Private Immigration Prison Hit With Lawsuit Over Forced Labor
Former prisoners claim they were threatened with solitary confinement if they didn't agree to provide free labor for a private prison company that generates nearly $2 billion in annual revenue
Two former prisoners at a California private immigration prison have filed a class-action lawsuit against the operator of the facility, claiming they were forced under the threat of additional punishment to do work around the prison for as little as $1 a day.
According to the lawsuit, which was filed on May 31, plaintiffs Sylvester Owino and Jonathan Gomez accused CoreCivic, one of the largest private prison companies in the country, of forcing them to do things like clean bathrooms and medical facilities and run the prison law library. They also claim that they were forced to perform clerical work for CoreCivic, which owns and operates the Otay Mesa Detention Center in San Diego, where the two men were held.
“In some instances, CoreCivic pays detainees $1 per day, and in other instances, detainees are not compensated with wages at all, for their labor and services,” according to the lawsuit. It added that “CoreCivic reported $1.79 billion in total revenues” in 2016.

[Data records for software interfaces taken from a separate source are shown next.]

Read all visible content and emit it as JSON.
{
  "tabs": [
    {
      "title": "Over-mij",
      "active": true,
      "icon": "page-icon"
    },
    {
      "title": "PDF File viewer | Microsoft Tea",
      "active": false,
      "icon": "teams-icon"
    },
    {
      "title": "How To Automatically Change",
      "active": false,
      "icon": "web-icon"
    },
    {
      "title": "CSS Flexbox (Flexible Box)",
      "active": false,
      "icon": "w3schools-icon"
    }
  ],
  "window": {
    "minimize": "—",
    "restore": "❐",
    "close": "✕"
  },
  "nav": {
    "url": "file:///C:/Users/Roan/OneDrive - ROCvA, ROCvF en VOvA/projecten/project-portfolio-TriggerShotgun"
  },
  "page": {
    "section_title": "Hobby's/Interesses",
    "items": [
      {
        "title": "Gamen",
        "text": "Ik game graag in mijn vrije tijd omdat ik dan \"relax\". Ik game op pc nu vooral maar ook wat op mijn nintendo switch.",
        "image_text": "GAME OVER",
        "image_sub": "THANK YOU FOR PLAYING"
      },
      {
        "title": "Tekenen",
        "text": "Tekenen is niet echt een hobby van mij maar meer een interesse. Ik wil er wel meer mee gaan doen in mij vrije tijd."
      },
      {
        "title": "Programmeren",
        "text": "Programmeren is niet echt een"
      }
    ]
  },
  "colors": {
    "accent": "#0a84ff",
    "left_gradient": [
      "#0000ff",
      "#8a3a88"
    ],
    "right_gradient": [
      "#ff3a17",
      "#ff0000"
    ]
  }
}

CoreCivic is the new name for Corrections Corporation of America, which has come under fire in recent years on a number of issues, including the treatment of its inmates and the company’s alleged lobbying efforts to sway state and federal lawmakers in the awarding of contracts. In 2015, 51 percent of CoreCivic’s — then CCA’s — revenue came from federal contracts.
CoreCivic, a publicly owned company with stockholders and competitors, did not immediately respond to Vocativ’s request for comment.
“What you have is a civil immigration detention system, being managed by for-profit companies, based on a criminal detention model with detainees being coerced and forced to work under threat of punishment, or in some instances for as little as $1 per day,” Robert Teel, the attorney who filed to lawsuit on behalf of the plaintiffs, told Vocativ. “You can imagine what an unfair competitive advantage it is for a company to pay its employees $1 per day instead of minimum wage.”
Inmates earning pennies for working in a prison during their sentence happens at just about every detention facility in the country. In many cases, it’s how inmates fend off boredom and fill their commissary accounts. What makes an immigration facility different is that it isn’t designated for people who have been convicted of a crime. The facilities are typically filled with undocumented immigrants awaiting deportation, or as their cases work their way through immigration courts. What also allegedly makes this case different is the plaintiffs’ claim that if they didn’t work, then they were subject to additional punishments, such as solitary confinement or a loss of other privileges.
“The immigration detention and removal system is, by law, a civil system,” Teel said. “Those in immigration detention include asylum seekers, green card holders, and those awaiting immigration hearings. The persons within this system are not awaiting criminal trials or serving criminal sentences, and the system is not intended to serve a punitive purpose.”
The lawsuit against CoreCivic also alleges human trafficking.
“The total number of civil immigration detainees who were subjected to defendant’s forced labor and human trafficking practices, and defendant’s illegal dollar-a-day work practices is currently unknown, but these illegal practices appear endemic to the CoreCivic operations on a California-wide, and indeed a nationwide, scale,” the complaint states. “However, CoreCivic can provide the information regarding how many civil immigration detainees were subjected to these illegal practices through its solitary confinement and detention logs and also through its business records.”
Owino is a Kenyan immigrant who came to the U.S. in 1998 on a legal student visa, according to a 2015 profile published by ThinkProgress after he was released from custody following nearly 10 years in immigrant detention facilities. In 2003, he was arrested for robbery and served 26 months in a California state prison. In 2005, he was transferred to the custody of Immigration and Customs Enforcement where he spent the next decade going through deportation proceedings, according to the complaint.
While in ICE custody at a CoreCivic facility, Owino, who was released in March 2015, claims he “provide[d] labor and services in an unsafe working environment cleaning and maintaining CoreCivic’s on-site medical facility without personal protective equipment.”
In 2016, the Obama administration announced its plan to end contracts with private, for-profit prisons like those operated by CoreCivic. Justice Department officials found that “the facilities are both less safe and less effective at providing correctional services” than prisons run by the Federal Bureau of Prisons.
Following the election of President Donald Trump, and after months of rhetoric about rounding up illegal immigrants, it was announced that the federal government would increase its “civil immigrant detention capacity” by more than 450 percent. It’s a move that, according to the complaint, is “in essence a ‘get into jail and work for free card’ from which [CoreCivic] derives nearly $1 billion a year in revenue.”